And Access All Areas has made interactive and immersive performances previously too. These include ‘Unreal City’, a co-production with dreamthinkspeak at Battersea Arts Centre, which was a mixed live / virtual reality experience. We also created ‘MADHOUSE re:exit’, which was an immersive show set in a crossover of a fun house and a care home in the basement of Shoreditch Town Hall, and also in Manchester.

We often create interactive work, as interaction is an accessible way for audiences to have their world shook up around disability. We break down barriers between them and us and challenge preconceived notions of what learning disabilities and autism are.

CM: Can you tell us a bit about the history of Access All Areas – its work and ethos?
NL+ES: Access All Areas began in 1976 as the Rainbow drama group in Hoxton Hall and was one of the first drama groups for learning disabled people in the UK. In 2009, Nick took over as director, rebranded the company, and worked to create training and professional opportunities for learning disabled artists to create their own work and push the industry to be more inclusive.

We began the award winning Performance Making Diploma at the Royal Central School of Speech And Drama in 2014, and now have a cutting edge training ground to bring forth emerging artists into our professional company of artists. The artists create their own work, drawing on autobiographical experiences and creating new forms and aesthetics.

We also have a casting agency and offer consultancy to mainstream theatre and television. To complement the work, we have a dynamic Take Part programme too, reaching on average 500 people annually with an eclectic mix of workshops to provide all people with learning disabilities the opportunity to be creative irrespective of perceived ability.

CM: What ambitions and plans does the company have for the future?
NL+ES: Emma is currently a trainee director on the Transforming Leadership programme and they are currently also working on developing a new version of a previous work, ‘#Binariesbegone’. This will be Emma’s first non co-directed piece.

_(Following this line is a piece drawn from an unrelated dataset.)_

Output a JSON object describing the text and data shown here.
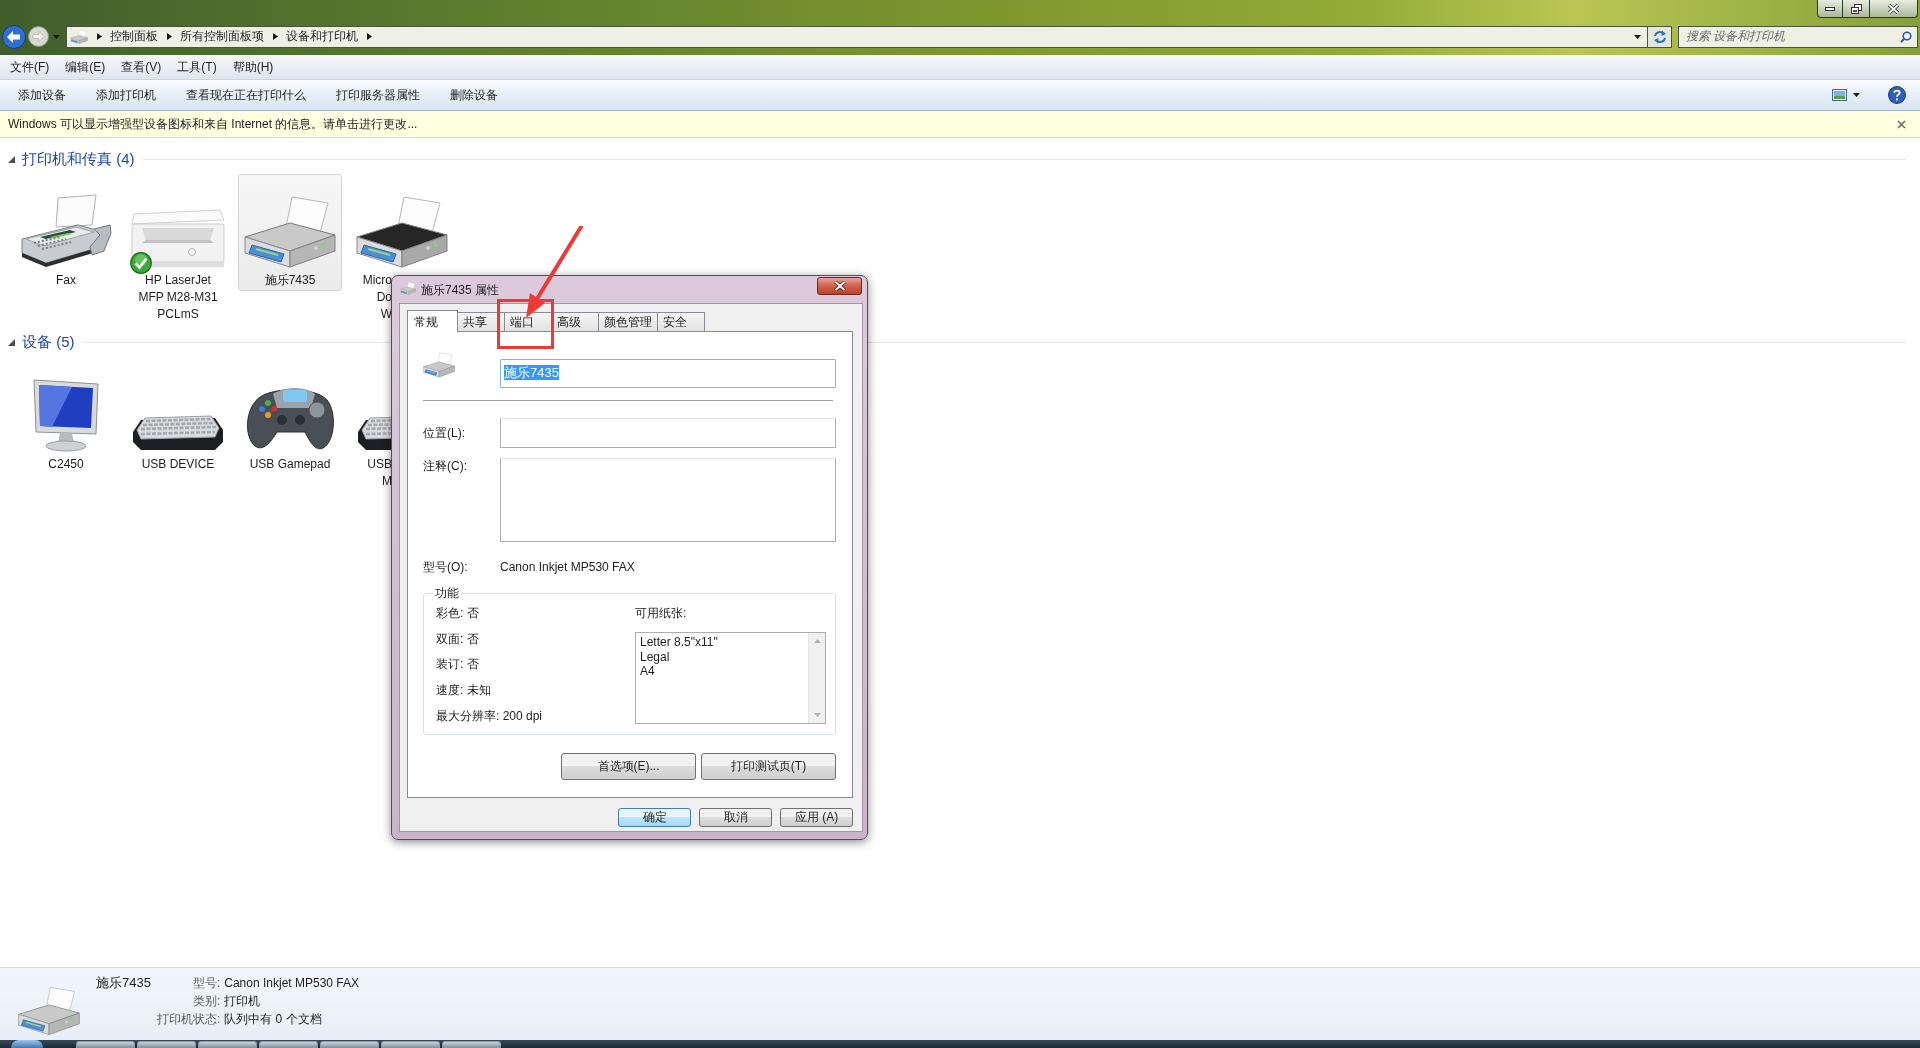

Our associate company, Not Your Circus Dog, will be performing in Duckie’s ‘Princess Promenade’ piece in Vauxhall in September. It’s inspired by the Molly houses of the 1700s and explores the freedom to be queer.

We want to continue to work collaboratively with Access All Areas artists and other theatre and television companies to push boundaries and disrupt normative working methods and forms.

CM: What’s coming up next after this?
NL+ES: We hope to bring back ‘Unreal City’ and we also aim to tour ‘Not F**king Sorry’ with Not Your Circus Dog. Both shows were either cut short or cancelled due to the lockdown.

There are other shows in the pipeline but we have to keep quiet for now!

Also, the nine Transforming Leaders across directing, digital influencing and chairs of trustees are going from strength to strength and we’re so excited to see what they’ll be up to next.

‘The Interrogation’ is on as part of The Greenwich and Docklands International Festival on 29 Aug, and returns to London from 28 Sep-3 Oct with simultaneous runs at Battersea Arts Centre and Rich Mix. It also calls at The Marlowe in Canterbury, The Lowry in Salford, and at Bristol’s Tobacco Factory Theatres in September.


READ MORE ABOUT: | | | | | | | |